> Task brief
Print every entry exactly as written and exclude all images.

── Records for the task

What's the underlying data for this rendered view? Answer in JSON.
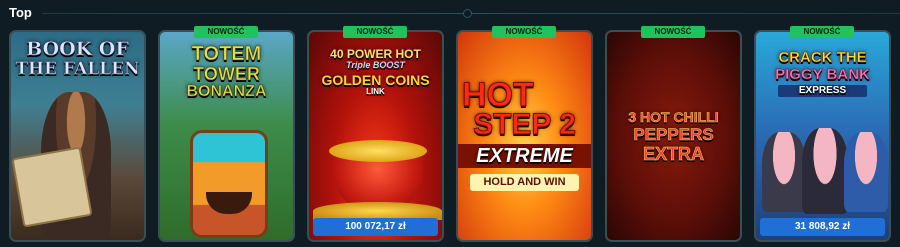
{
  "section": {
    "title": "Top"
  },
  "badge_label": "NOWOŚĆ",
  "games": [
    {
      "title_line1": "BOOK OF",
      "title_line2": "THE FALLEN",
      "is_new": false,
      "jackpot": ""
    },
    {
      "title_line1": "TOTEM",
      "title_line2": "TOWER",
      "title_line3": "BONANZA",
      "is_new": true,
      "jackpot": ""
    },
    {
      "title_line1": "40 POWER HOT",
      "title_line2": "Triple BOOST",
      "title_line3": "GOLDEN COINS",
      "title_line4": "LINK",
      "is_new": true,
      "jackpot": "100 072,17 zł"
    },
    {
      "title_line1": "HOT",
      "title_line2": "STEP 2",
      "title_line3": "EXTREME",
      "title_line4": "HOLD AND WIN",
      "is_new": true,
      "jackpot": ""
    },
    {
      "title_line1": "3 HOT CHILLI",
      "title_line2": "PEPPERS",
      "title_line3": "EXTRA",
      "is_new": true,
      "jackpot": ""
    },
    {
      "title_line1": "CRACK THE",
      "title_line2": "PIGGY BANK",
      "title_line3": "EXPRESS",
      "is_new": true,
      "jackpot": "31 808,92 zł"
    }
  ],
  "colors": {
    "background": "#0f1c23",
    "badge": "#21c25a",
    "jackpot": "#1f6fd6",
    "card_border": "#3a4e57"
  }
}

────

> Task solution
What's the underlying data for this rendered view? Answer in JSON.
{
  "section": {
    "title": "Top"
  },
  "badge_label": "NOWOŚĆ",
  "games": [
    {
      "title_line1": "BOOK OF",
      "title_line2": "THE FALLEN",
      "is_new": false,
      "jackpot": ""
    },
    {
      "title_line1": "TOTEM",
      "title_line2": "TOWER",
      "title_line3": "BONANZA",
      "is_new": true,
      "jackpot": ""
    },
    {
      "title_line1": "40 POWER HOT",
      "title_line2": "Triple BOOST",
      "title_line3": "GOLDEN COINS",
      "title_line4": "LINK",
      "is_new": true,
      "jackpot": "100 072,17 zł"
    },
    {
      "title_line1": "HOT",
      "title_line2": "STEP 2",
      "title_line3": "EXTREME",
      "title_line4": "HOLD AND WIN",
      "is_new": true,
      "jackpot": ""
    },
    {
      "title_line1": "3 HOT CHILLI",
      "title_line2": "PEPPERS",
      "title_line3": "EXTRA",
      "is_new": true,
      "jackpot": ""
    },
    {
      "title_line1": "CRACK THE",
      "title_line2": "PIGGY BANK",
      "title_line3": "EXPRESS",
      "is_new": true,
      "jackpot": "31 808,92 zł"
    }
  ],
  "colors": {
    "background": "#0f1c23",
    "badge": "#21c25a",
    "jackpot": "#1f6fd6",
    "card_border": "#3a4e57"
  }
}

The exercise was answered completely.